Four years ago, I flew from Portland to New York to see my favorite band, New Zealand's garage-pop trio the Clean, play three shows at a glorious pit called Cake Shop. The openers were Crystal Stilts, a Brooklyn group with no records out whose moody and noisy music pushed all the right buttons. I quickly befriended the group, especially guitarist JB Townsend and his then-girlfriend Frankie Rose, whose own band Vivian Girls were soon-to-be favorites.… more »
While Best Coast's Bethany Cosentino radiates all the sunny musical signposts of her native Los Angeles — specifically, surf guitar riffs and beach-buoyant harmonies — Wax Idols' Oakland transplant Hether Fortune sings, writes and generates a sound that references several decades of dark British alt-rock, albeit with a contemporary DIY spirit. Like other buzzy Bay Area bands, Fortune and her supporting players prove that punk and pop can still come together without going corporate.
eMusic's Barry… more »
Over the course of the last several years, so much time and space has been given over to questioning the value and relevance of New York's CMJ Festival that it hardly seems worthwhile to repeat the process here. The festival - now in its third decade - still puts forth a serviceable lineup of bands for anyone interested enough in burning the better part of a week shuttling from one end of the city to… more »
Dum Dum Girls may borrow their aesthetic from '60s girl groups, but their crackling guitar-pop doesn't sound dated, especially when it touches darker themes. "This year's been a drag/ Who knew it'd be so bad," Dee Dee sings in "Caught in One" — and she's not kidding. Written during the last days of her mother's struggle with terminal cancer, Only in Dreams explores emotional volatility, but never surrenders or collapses. It is Dee Dee's most… more »
File Under: Trashy garage rock and punk, with a smattering of catchy pop
Flagship Acts: Smith Westerns, Dum Dum Girls, Woven Bones, Box Elders, Wizzard Sleeve
Based In: Chicago, Illinois
In less than five years, Chicago's HoZac has released close to 80 records, and while it's easy to categorize the majority of that batch under the nebulous "garage/punk" umbrella, the label has dabbled in pop and folk as well. In fact, the Windy City imprint's catalog is all… more »
File Under: Ragged, guitar-based indie pop; jangle-'n'-reverb forever!
Flagship Acts: Beach Fossils, Wild Nothing, the Fresh & Onlys, the Girls At Dawn
Based In: Brooklyn, New York
When I first meet Mike Sniper, he's drinking Patron Silver at an Oyster Bar in Greenpoint, Brooklyn. From any other record executive, the scene would be typical to the point of almost seeming mundane.

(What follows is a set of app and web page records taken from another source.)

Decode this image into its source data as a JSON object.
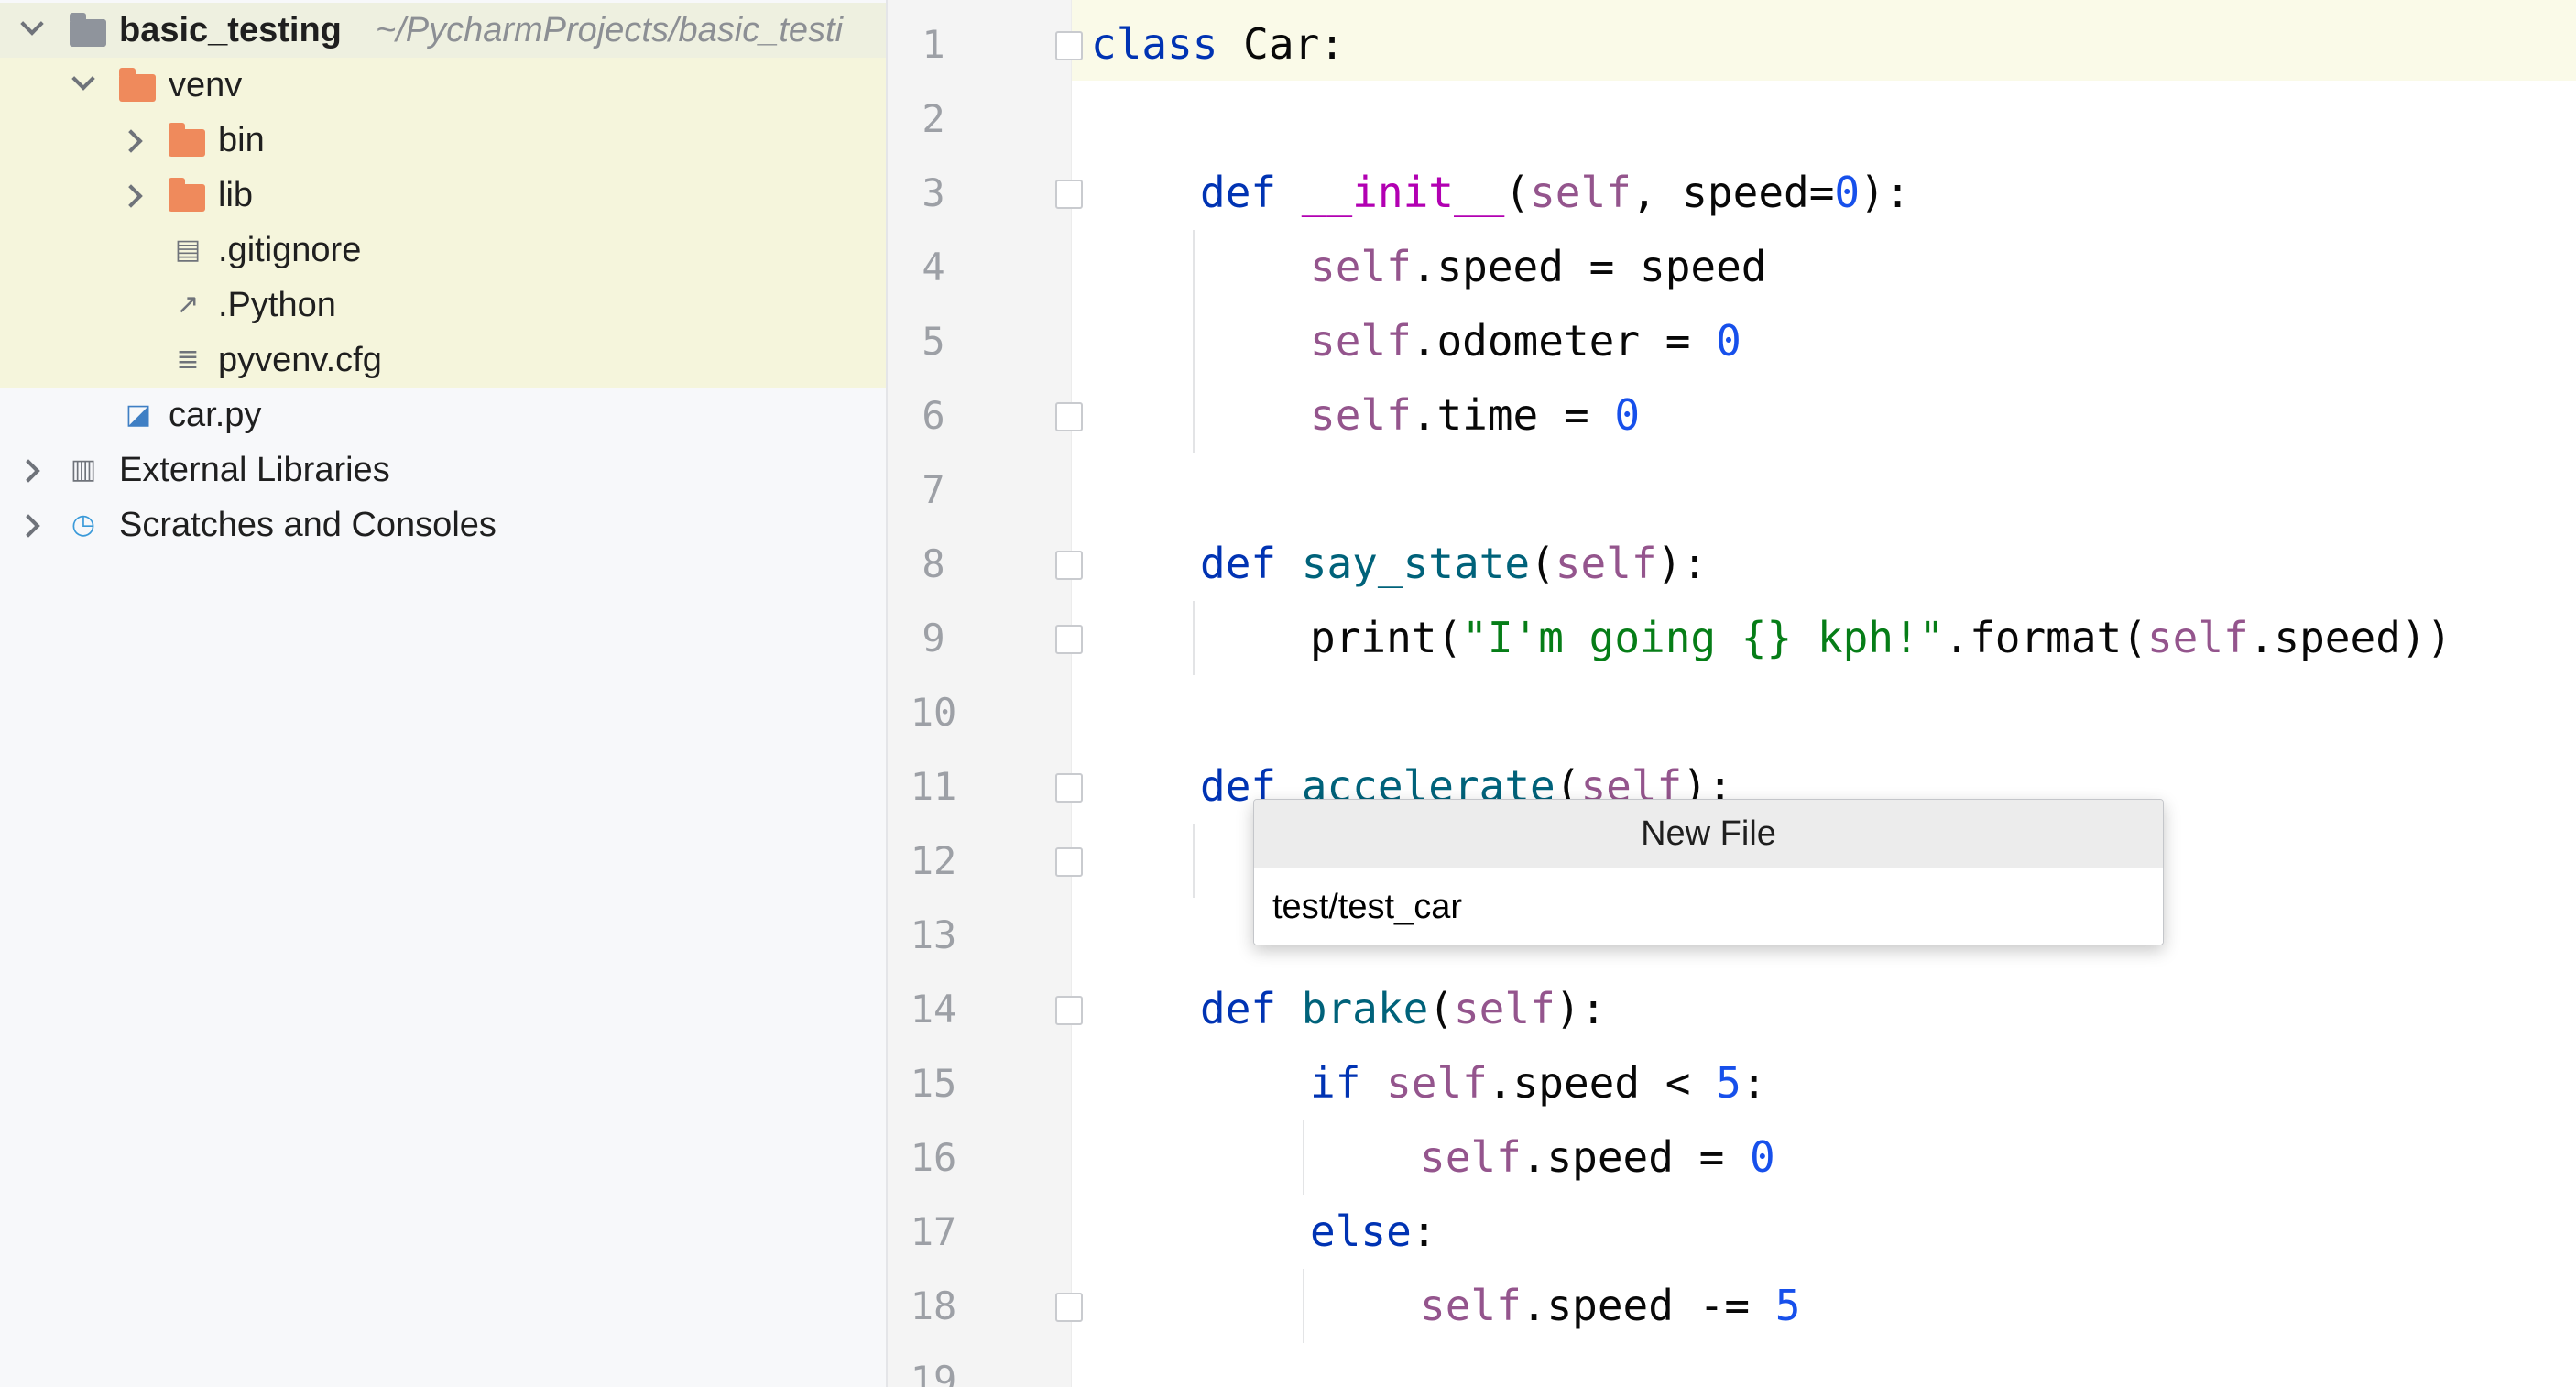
{
  "project_tree": {
    "root": {
      "name": "basic_testing",
      "path": "~/PycharmProjects/basic_testi"
    },
    "items": [
      {
        "label": "venv"
      },
      {
        "label": "bin"
      },
      {
        "label": "lib"
      },
      {
        "label": ".gitignore"
      },
      {
        "label": ".Python"
      },
      {
        "label": "pyvenv.cfg"
      },
      {
        "label": "car.py"
      },
      {
        "label": "External Libraries"
      },
      {
        "label": "Scratches and Consoles"
      }
    ]
  },
  "editor": {
    "line_numbers": [
      "1",
      "2",
      "3",
      "4",
      "5",
      "6",
      "7",
      "8",
      "9",
      "10",
      "11",
      "12",
      "13",
      "14",
      "15",
      "16",
      "17",
      "18",
      "19"
    ]
  },
  "new_file_dialog": {
    "title": "New File",
    "value": "test/test_car"
  }
}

But Sniper is the founder of the tiny, ragged Brooklyn indie Captured Tracks, a label that prizes… more »
The shortest song on Male Bonding's full-length debut, Nothing Hurts, is a frantic 89 seconds long; the longest is still comfortably under the three-minute barrier. Formed by three former record-store co-workers, they're way too caffeinated and enthusiastic to bother with anything that doesn't get straight to the point, and their songs sprint noisily from hook to hook to finish line. As you might expect, they're hardcore music geeks they run a label in their… more »